  16. C. R. Shaddix and K. C. Smyth, “Laser-induced incandescence measurements of soot production in steady and flickering methane, propane and ethylene diffusion flames,” Combust. Flame 107, 418–452 (1996).
  17. M. Y. Choi and K. A. Jensen, “Calibration and correction of laser-induced incandescence for soot volume fraction measurements,” Combust. Flame 112, 485–491 (1998).
  18. P. S. Greenberg and J. C. Ku, “Soot volume fraction imaging,” Appl. Opt. 36, 5514–5522 (1997).
  19. J. M. Khosrofian and B. A. Garetz, “Measurement of a Gaussian beam diameter through the direct inversion of knife edge data,” Appl. Opt. 22, 3406–3410 (1983).
  20. R. J. Santoro, H. G. Semerjian, and R. A. Dobbins, “Soot particle measurements in diffusion flames,” Combust. Flame 51, 203–218 (1983).
  21. P. A. Marsh, A. Voet, T. J. Mullens, and L. D. Price, “Electron micrography of interplanar spacings in carbon blacks,” J. Rubber Chem. Technol. 43, 470–481 (1970).
  22. D. Ugarte, “Formation mechanisms of quasi-spherical carbon particles induced by electron bombardment,” Chem. Phys. Lett. 207, 474–479 (1993).
  23. Y. Saito, “Nanoparticles and filled nanocapsules,” Carbon 33, 979–988 (1995).
  24. R. Vander Wal, “Pulsed laser heating of soot: morphological changes,” Carbon (to be published).
  25. Z. G. Habib and P. Vervisch, “On the refractive index of soot at flame temperature,” Combust. Sci. Technol. 59, 261–274 (1988).
  26. W. H. Dalzell and A. L. Sarofim, “Optical constants of soot and their application to heat flux calculations,” J. Heat Transfer 91, 100–104 (1969).
  27. J. C. Ku and K.-H. Shim, “A comparison of solutions for light scattering and absorption by agglomerated or arbitrarily shaped particles,” J. Quant. Spectrosc. Radiat. Transfer 47, 201–220 (1992).
  28. C. M. Megardis and R. A. Dobbins, “Comparison of soot growth and oxidation in smoking and nonsmoking ethylene diffusion flames,” Combust. Sci. Technol. 66, 1–16 (1989).
  29. R. J. Santoro, Pennsylvania State University, University Park, Pa. (personal communication, October 1996).
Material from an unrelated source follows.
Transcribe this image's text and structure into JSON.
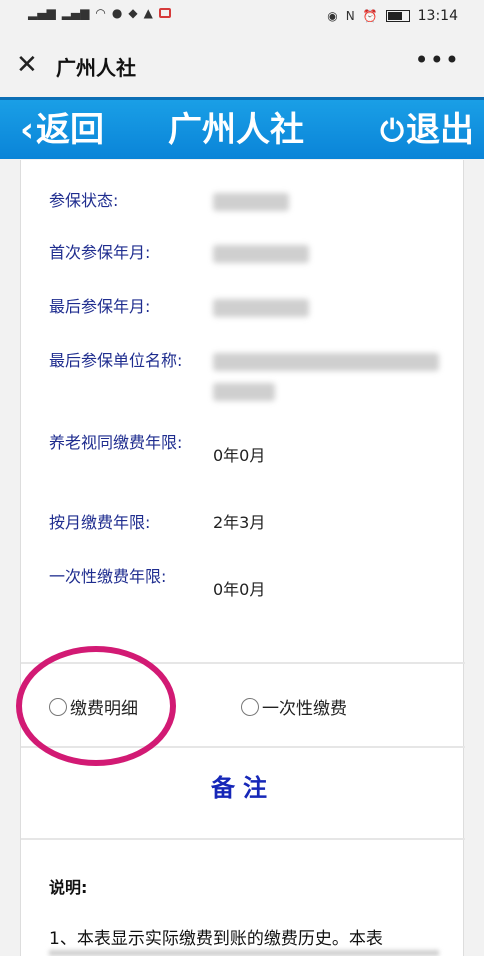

Cited By

Alert me when this paper is cited

OSA is able to provide readers links to articles that cite this paper by participating in CrossRef's Cited-By Linking service. CrossRef includes content from more than 3000 publishers and societies. In addition to listing OSA journal articles that cite this paper, citing articles from other participating publishers will also be listed.

« Previous Article  |  Next Article »

OSA is a member of CrossRef.

CrossCheck Deposited